In the end of October, the Open Society Institute – Sofia has launched a new partnership initiative with representatives of academic and research institutions from seven EU member states.
PusH – Precarious Housing in Europe, funded under the Erasmus + Program, aims to collect and discuss evidence on this growing European-wide phenomenon and make it available for teaching and dissemination in our partner institutions and in wider academic and research communities and among policy makers. The lack of decent, affordable housing and the occurrence of informal, illegal, or unsafe housing across all EU member states poses a threat to social inclusion, and hinders the mobility of EU citizens and the integration of third-country nationals. However, so far the issue has not been systematically taken up in curricula in HEIs across Europe. PusH addresses this gap by uniting seven partners from both older and younger EU member states. The academic institutions are not only enthusiastically committed to higher education and research. They also actively engage with societal needs, promote the co-creation of knowledge across disciplines, and bridge the research-practice divide. The consortium comprises HEIs involved in undergraduate, graduate and postgraduate education (Durham, Utrecht, Venice and Leuphana), the Danube-Krems University as a provider of continuing education for working professionals, as well as two partners from Bulgaria and Hungary as those countries where informal and precarious housing is a long-standing phenomenon. The Centre for Economic and Regional Studies of the Hungarian Academy of Sciences (CERS HAS) in Budapest and the Open Society Institute in Sofia as a non-governmental, non-for-profit organization, have an established reputation for providing scientific evidence and policy advice on precarious housing and will facilitate the exchange, flow, and co-creation of knowledge on precarious housing within the PusH consortium and beyond.

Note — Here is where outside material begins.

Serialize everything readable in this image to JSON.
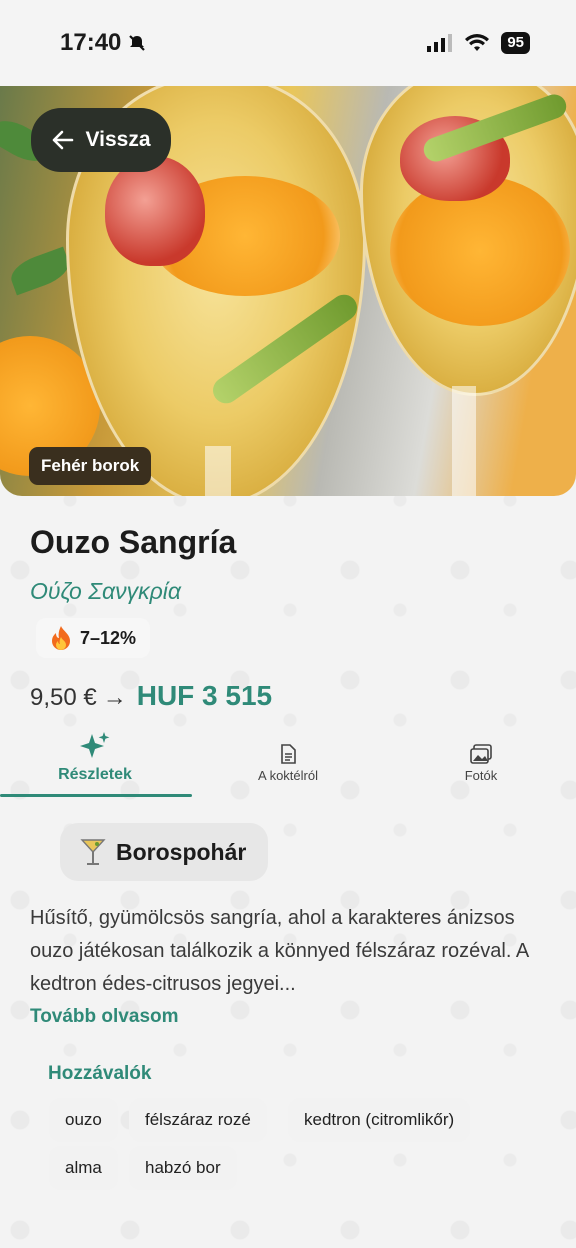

PusH project will result in four textbook chapters on cross-cutting issues around precarious housing that will be used for teaching within the partner institutions and will be published open access for both students and teachers beyond this project. Each chapter will be made available as a corresponding e-learning module to reach a wider audience of students, lecturers and multipliers. All publications are going to be presented at separate multiplier events, in order to discuss and engage with associated partners such as local authorities, policy-makers, CBOs and NGOs. Moreover, PusH is going to organise two summer schools for students and lecturers from partner institutions. Apart from exploring the reasons for, and challenges of, precarious housing more generally, the first summer school in Bulgaria is going to allow students and lecturers to get first-hand impressions of informal housing of the Roma community, while the second summer school in Italy will draw from our partner’s experience and networks in the field of refugee migration and integration, both encouraging students and lecturers to engage with local practitioners.
The PusH Strategic Partnership aims therefore at bring together a wealth of international expertise on precarious housing, migration, and urban change in Europe, along with partner third sector organisations, to co-create accessible and engaging resources for students and practitioners across Europe and to promote widespread understanding of precarious housing as an urgent political issue of our time.
The creation of these resources has been(partially) funded by the ERASMUS+ grant program of the European Union under grant no. 2019-1-DE01-KA203-004986.
Neither the European Commission nor the project’s national funding agency DAAD are responsible for the content or liable for any losses or damage resulting of the use of these resources.